VPN Shield is very cheap, and other than very wildly varying performance results, works well. For simple geo-spoofing, evading local censorship, and protecting your data while using public WiFi hotspots its fine.
Pricing and features
A 30-day subscription is a very reasonable $3.99, going up to $24.99 ($2/pm) if you buy a year at once. You can also buy a one trial week subscription, and the Android app comes with a free one day trial.
Other than being available on a variety of platforms (iOS, Android, Windows 8, and OSX), VPN Shield does not offer much in the way of fancy features. You can, however, choose between Cisco DLTS and OpenVPN encryption (although why any tech-savvy person would want to choose anything other than OpenVPN is beyond us), and can select to connect to servers in a number of countries.
Payment is made through in-app purchases, or through the Windows 8 app store (we don’t know how OSX purchases are made).
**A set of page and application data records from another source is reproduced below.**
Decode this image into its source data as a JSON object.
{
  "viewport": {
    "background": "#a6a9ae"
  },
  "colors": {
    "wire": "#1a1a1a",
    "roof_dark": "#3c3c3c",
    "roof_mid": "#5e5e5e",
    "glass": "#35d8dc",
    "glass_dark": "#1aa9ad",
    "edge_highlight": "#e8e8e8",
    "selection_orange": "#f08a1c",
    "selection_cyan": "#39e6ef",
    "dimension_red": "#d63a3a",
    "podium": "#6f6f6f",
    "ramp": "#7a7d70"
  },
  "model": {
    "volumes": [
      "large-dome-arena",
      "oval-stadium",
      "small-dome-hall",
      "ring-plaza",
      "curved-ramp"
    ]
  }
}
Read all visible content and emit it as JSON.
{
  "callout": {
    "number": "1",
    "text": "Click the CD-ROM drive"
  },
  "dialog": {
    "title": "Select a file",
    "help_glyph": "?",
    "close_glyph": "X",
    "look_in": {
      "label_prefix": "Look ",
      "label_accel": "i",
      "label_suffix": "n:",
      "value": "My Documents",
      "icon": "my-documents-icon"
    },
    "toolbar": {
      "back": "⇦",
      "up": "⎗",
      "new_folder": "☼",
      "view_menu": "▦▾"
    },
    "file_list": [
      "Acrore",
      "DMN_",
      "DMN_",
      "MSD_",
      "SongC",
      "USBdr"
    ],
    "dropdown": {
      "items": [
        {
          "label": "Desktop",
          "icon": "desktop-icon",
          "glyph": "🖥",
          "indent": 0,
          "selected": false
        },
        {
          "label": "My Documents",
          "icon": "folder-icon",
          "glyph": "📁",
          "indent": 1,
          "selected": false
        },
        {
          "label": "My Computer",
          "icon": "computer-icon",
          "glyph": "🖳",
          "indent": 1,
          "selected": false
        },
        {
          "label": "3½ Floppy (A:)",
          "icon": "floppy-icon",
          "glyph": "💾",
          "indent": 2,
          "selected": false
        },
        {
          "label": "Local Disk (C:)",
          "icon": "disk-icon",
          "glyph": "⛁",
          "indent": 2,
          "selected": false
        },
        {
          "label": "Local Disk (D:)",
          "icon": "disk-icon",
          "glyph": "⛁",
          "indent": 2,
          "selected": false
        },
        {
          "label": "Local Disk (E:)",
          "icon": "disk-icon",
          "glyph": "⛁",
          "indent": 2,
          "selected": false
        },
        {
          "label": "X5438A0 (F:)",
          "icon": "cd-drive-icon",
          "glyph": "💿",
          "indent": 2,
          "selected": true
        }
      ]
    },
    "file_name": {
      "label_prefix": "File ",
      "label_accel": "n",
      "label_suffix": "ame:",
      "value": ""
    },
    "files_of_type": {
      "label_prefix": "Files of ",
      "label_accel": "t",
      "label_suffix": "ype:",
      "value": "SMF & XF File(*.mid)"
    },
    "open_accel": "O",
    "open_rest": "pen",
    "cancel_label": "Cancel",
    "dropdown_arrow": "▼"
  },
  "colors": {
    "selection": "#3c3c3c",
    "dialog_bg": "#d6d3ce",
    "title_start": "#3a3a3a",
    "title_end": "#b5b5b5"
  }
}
The VPN Shield website is a simple one-page affair, containing very little information, although a Russian language version is available. A bit more detail is provided on the Apple Store and Google Play pages, but this still leaves many questions unanswered.
Privacy and security
On the technical side of things, we also have very little information. Cisco encryption is a proprietary standard, and is usually used to protect passwords for Cisco account. We wouldn’t trust it. OpenVPN should be fine, although no details about the level of encryption or cipher used are known, so we will assume it is the default 128-bit CBC Blowfish.
The Android app
We usually concentrate on the desktop VPN client, but VPN Shield is focused very much on its mobile apps, so we will review the Android app first.
It is certainly easy enough to use – just select the server you want, and hit ‘Connect’.
In the settings screen you can decide how you want the app to behave. We strongly suggest changing the VPN type to ‘OpenVPN only’.
All in all, the app connects up fine and does its job in an efficient if unassuming manner.
The Windows 8 App
Although VPN Shield seems to be focused mainly on the mobile market, there are desktop clients for Windows 8 and OSX.
Options are pretty basic.
We have no idea what the Advanced options is on about, but it doesn’t work anyway…
Why the client is Windows 8 only is beyond us, but access to the Windows 8 app store is necessary to buy a subscription.
VPN Shield is available for Android, Windows, iOS, and Mac OSX. Judging from the screenshots, the OSX version is identical to the Windows app, and we have no idea about the iOS version.
We tested connection speeds using the Android app on a Google Nexus 7 2013 tablet using our 20 MB/s UK broadband connection (seeing as the app is primarily aimed at the mobile market).
Tests were performed using TestMy.net, using their Netherlands server.
Connected to a UK server
Connected to a Netherlands server
As you can see, speeds were rather inconsistent, something that was confirmed throughout our tests on different servers.
We also tested VPN Shield for DNS leaks using DNSLeakTest.com, and found no problems.
Good Android (and presumably iOS) client
We weren’t so sure about
We would love to know more about the OpenVPN encryption used
Very inconstant performance results
Desktop client was so-so
VPN Shield is very cheap, and other than very wildly varying performance results, works well. For simple geo-spoofing, evading local censorship, and protecting your data while using public WiFi hotspots, its fine. However, since we know nothing about the company or what they do with your data, anyone who even vaguely cares about privacy should look elsewhere.